I mentioned in a recent post that I\’ve just finished reading The Keeper of the Bees by Gene Stratton-Porter. If you need a push to get outside and soak up the beauty of the natural world, get a hold of one of her books. They always inspire me to actually get up and get out – even in the middle of a chapter.
Celeste had an optional prompt for this month\’s Keeping link-up:
What part of Keeping do you find the biggest challenge–either personally or in encouraging Keeping habits in your children? What part do you find the most enjoyable? And further, for those that have been Keeping for a while now: what is the biggest benefit you have found to your Keeping over the years? What has been the hardest habit to form or maintain long-term?
Here are some of my thoughts on this:
The biggest challenge – this was probably establishing a regular habit in the first place and in the second keeping up the habit when my children didn\’t express enthusiasm.
Most enjoyable – in Nature Keeping, my own growth in this area; seeing my children develop their own sense of wonder outside of our \’assigned\’ nature study; my youngest daughter wanting to do everything she has seen her older siblings doing in this area.
Biggest benefit – the pleasure my older children have in looking back over some of their notebooks; the record I have of the way books have impacted me in my reading (from my Commonplace); reading the quotes Benj writes in his Commonplace book.
Hardest habit to form or maintain long-term – this has been different for everyone. If I check and require them to do something, write it on their schedules, it makes all the difference & they know I\’m serious about it.
My 20 year old son took this photo during his lunch break at work. So good to know that he still does his nature study!
Moozle\’s painting of a freesia done in her free time. A few times recently she\’s called me outside to show me a bee getting its nectar – we read about this about a month ago in The Story Book of Science.
Benj found this little fellow when he was doing his Saturday morning outside jobs. I was out shopping but he took a photo and told me about it when I got home. It was still in the garden waste bin and when I tried to get him out he leaped out of reach. I was amazed at the length of his legs compared to the rest of him.

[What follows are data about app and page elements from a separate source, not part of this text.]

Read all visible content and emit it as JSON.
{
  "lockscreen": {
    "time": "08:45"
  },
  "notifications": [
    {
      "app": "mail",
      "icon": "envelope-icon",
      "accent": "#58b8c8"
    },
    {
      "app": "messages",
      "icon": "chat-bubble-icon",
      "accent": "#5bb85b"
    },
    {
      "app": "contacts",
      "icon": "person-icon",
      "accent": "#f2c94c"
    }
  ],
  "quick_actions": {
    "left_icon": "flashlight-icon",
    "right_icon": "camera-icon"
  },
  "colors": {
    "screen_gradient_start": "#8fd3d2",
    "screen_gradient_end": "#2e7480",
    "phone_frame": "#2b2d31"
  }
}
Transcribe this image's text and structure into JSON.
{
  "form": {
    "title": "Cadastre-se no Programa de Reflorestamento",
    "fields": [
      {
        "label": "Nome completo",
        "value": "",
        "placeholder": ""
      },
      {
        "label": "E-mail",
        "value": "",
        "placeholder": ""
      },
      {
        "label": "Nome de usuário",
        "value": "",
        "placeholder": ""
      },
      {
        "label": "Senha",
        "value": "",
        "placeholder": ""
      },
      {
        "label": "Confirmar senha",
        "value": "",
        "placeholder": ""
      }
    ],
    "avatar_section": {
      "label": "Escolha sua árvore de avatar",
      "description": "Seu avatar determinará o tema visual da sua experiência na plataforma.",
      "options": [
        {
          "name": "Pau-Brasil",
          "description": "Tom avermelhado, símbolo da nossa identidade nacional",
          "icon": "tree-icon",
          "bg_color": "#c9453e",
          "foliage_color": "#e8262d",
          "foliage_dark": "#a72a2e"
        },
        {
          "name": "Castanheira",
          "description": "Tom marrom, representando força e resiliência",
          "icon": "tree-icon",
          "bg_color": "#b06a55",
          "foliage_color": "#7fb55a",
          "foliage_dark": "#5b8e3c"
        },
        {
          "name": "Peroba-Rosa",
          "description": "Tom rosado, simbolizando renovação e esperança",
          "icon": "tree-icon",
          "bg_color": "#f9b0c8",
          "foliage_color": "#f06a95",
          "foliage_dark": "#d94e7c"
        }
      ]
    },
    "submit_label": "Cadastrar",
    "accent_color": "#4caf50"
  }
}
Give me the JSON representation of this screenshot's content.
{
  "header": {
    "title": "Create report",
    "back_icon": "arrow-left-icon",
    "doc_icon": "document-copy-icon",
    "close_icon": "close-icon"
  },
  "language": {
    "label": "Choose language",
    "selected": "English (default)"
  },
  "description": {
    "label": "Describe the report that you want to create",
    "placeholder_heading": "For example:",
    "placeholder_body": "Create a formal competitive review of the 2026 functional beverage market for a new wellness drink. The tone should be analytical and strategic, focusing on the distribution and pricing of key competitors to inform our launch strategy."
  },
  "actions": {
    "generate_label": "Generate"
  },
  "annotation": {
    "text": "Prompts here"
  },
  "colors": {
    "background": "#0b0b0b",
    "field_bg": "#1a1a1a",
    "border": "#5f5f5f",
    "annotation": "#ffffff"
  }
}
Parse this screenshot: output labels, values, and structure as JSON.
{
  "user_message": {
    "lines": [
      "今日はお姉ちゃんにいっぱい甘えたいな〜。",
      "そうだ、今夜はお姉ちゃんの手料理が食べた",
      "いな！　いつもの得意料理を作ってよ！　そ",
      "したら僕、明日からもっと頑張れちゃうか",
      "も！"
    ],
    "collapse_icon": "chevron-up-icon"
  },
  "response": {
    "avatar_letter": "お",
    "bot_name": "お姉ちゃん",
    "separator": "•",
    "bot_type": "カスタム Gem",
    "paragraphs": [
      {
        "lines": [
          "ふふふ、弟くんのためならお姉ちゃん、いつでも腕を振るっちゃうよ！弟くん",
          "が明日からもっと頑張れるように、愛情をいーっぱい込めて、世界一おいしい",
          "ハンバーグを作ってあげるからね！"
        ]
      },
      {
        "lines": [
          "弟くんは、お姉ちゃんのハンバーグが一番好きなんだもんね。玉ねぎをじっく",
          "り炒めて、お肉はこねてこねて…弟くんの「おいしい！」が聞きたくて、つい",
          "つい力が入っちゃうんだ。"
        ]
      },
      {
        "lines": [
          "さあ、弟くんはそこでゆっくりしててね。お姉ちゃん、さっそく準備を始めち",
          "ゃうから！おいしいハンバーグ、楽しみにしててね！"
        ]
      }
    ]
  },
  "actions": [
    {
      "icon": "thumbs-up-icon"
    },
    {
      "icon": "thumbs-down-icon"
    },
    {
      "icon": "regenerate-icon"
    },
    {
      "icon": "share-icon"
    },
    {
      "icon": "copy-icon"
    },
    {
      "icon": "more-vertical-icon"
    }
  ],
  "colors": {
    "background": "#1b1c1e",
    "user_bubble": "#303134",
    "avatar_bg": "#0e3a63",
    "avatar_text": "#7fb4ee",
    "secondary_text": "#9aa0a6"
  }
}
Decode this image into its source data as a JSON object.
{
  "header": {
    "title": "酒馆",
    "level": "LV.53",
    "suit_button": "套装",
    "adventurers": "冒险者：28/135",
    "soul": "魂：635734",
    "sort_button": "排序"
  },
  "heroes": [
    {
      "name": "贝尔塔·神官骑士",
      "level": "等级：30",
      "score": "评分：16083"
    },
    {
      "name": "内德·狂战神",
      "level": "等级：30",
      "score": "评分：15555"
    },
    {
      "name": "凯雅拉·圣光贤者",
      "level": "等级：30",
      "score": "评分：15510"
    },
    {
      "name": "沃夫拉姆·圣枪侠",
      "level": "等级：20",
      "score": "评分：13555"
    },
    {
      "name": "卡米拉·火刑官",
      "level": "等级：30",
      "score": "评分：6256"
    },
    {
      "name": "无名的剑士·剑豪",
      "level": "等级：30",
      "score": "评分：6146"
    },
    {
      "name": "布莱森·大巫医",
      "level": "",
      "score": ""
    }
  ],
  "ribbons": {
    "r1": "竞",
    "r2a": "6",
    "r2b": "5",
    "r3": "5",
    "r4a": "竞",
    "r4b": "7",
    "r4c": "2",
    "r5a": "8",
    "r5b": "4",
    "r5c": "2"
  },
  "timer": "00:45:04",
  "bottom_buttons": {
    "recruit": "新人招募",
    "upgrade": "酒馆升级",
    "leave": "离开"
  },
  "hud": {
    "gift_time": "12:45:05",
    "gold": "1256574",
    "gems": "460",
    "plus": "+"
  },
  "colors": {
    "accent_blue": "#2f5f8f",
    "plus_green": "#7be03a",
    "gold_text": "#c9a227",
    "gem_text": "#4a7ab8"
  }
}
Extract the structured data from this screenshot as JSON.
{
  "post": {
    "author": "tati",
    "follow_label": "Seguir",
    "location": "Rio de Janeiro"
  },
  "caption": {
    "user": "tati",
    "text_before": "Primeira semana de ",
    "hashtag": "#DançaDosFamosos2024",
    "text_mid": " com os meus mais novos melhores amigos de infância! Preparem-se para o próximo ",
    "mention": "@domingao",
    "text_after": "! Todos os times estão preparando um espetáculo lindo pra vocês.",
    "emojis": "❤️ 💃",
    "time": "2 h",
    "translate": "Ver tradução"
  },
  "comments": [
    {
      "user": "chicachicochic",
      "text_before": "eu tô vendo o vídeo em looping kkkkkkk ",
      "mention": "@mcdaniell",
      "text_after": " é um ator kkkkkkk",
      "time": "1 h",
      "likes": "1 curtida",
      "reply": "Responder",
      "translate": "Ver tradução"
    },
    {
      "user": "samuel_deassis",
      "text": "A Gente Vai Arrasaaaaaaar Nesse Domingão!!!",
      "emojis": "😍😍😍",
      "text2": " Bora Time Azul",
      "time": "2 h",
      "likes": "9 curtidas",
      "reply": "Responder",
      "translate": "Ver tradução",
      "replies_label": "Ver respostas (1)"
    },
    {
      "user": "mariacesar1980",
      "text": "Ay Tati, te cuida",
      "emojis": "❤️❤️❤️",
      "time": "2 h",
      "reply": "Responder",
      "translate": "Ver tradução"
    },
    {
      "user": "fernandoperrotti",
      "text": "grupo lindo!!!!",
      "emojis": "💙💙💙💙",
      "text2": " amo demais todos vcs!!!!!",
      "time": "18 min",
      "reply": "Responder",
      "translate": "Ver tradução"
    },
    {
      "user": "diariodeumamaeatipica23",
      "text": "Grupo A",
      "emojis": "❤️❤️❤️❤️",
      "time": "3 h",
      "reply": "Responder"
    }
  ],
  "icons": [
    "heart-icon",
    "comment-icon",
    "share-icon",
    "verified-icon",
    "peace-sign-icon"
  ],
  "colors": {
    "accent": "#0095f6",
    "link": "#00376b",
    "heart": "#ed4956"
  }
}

I used this opportunity to read William Gillies\’ & Robert Hall\’s book, Nature Study in Australia section on frogs. We\’ve done this previously but Moozle was fairly young. The Green Stream Frog (Litoria phyllochroa), also known as the Green Leaf Tree Frog & the Leaf Green Tree Frog! is a regular visitor around here but difficult to spot at times as he blends in so well with all the greenery.
Benj\’s Nature Notebook
A nasturtium plant I grew from a cutting which I thought had died but has resurrected itself
Australian parrot, the Galah, Eolophus roseicapillus. I was surprised to find that they have been known to breed with other members of the cockatoo family, such as the Sulphur-crested cockatoo. Now that would produce an interesting looking offspring. Interesting that we only rarely see these birds in our valley but if we go up the road a bit they are there in abundance.
A spring onion gone to seed…can you tell growing veges is not my forte? At least we got some nature study out of it. Fascinating…like something out of The Day of the Triffids.
\’To the extent of my brain power I realize Your presence, and all it is in me to comprehend of Your power. Help me to learn, even this late, the lessons of Your wonderful creations. Help me to unshackle and expand my soul to the fullest realization of Your wonders. Almighty God, make me bigger, make me broader!”
Mrs Comstock\’s prayer in Chapter 15 of A Girl of the Limberlost by Gene Stratton Porter